By recognizing queer relationships as meriting protection of the law, progressive decisions like these have the potential for lesbian, bisexual, transgender, queer and intersex women who are survivors of gender-based violence (GBV) to access appropriate remedies under the DV Act, including protection from violence, right to residence, monetary compensation, medical treatment and other support services.
On the other hand, over-simplified strategies of proposing ‘gender neutrality’ in-laws like the DV Act are flawed as our laws must reflect the existing status of gender inequality and related concerns like the disproportionate impact of gender-based violence against women, and offer access to justice based on such lived realities in any society.
Another challenge in seeking ‘inclusive’ laws is that we must also cautiously negotiate the terms of inclusion in appropriate contexts. For instance, the Surrogacy Bill is criticized by feminist and public health groups for limiting the scope of women who can serve as surrogates on basis of a ‘close relation’ to the intending couple, as contributing to vulnerability and harm against women in patriarchal and exploitative families.
Women who perform the labour of surrogacy and feminist groups have also challenged the prohibition of commercial surrogacy under the present Bill and demand adequate compensation, in recognition of limited economic opportunities available for women from socially and economically marginalized backgrounds who largely engage in surrogacy.
Therefore, as a constituency seeking inclusion under the proposed laws, the queer community must challenge the criminalization of commercial surrogacy and support demands of women in surrogacy who seek adequate safeguards to protect health and security under a regulatory model to secure their social and economic rights in law, to mitigate harm against other marginalized communities and ensure an equitable contractual relationship for all concerned parties.

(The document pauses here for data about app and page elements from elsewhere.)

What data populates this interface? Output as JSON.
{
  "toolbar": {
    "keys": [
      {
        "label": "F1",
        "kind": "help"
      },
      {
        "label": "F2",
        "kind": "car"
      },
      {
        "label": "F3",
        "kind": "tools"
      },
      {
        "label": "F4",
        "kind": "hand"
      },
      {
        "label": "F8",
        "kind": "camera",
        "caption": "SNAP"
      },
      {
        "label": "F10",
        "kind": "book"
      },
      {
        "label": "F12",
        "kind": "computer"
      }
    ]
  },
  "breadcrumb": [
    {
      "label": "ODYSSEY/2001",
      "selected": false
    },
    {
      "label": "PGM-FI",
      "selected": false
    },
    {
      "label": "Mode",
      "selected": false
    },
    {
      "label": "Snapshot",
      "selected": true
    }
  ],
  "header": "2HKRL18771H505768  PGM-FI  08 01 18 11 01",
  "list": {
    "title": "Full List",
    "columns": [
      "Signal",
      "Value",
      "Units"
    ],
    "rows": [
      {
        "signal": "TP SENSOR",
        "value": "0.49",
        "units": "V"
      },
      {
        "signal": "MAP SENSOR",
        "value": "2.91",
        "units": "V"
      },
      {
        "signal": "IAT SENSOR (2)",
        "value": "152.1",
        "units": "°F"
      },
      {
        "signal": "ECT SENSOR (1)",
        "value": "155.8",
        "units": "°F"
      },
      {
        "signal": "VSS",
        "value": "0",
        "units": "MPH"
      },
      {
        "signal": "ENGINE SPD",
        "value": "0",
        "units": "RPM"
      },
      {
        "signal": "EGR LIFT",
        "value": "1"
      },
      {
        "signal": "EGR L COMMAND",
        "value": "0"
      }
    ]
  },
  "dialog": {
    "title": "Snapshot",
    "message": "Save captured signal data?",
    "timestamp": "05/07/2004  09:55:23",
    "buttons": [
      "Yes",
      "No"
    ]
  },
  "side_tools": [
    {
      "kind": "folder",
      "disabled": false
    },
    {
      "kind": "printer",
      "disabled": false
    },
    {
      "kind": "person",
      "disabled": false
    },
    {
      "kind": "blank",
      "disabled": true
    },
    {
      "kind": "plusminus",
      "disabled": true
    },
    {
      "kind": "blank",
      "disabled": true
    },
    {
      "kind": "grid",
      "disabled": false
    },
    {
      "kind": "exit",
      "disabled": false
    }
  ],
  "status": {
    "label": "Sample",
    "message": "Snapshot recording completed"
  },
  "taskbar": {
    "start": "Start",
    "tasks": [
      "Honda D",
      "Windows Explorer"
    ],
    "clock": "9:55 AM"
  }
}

Firstly, as community members, activists and lawyers, we must reassess the priority of ‘marriage equality’, and re-focus our resources and activism based on the lived realities of the most vulnerable in the community for basic rights to food security, affordable healthcare, adequate housing and related law and policy issues.
We must centre issues of social and economic justice in queer activism in India as they are indispensable for the transformation of our communities, beyond seeking only ‘marriage equality’.
We are tasked with the responsibility to seek enforcement of the fundamental right to reservation in public education and employment for the transgender community, challenging the criminalization of queer lives under anti-begging and anti-sex work laws, universalization of social security and making healthcare systems responsive to general as well as sexual and reproductive health rights of queer and intersex persons, among others.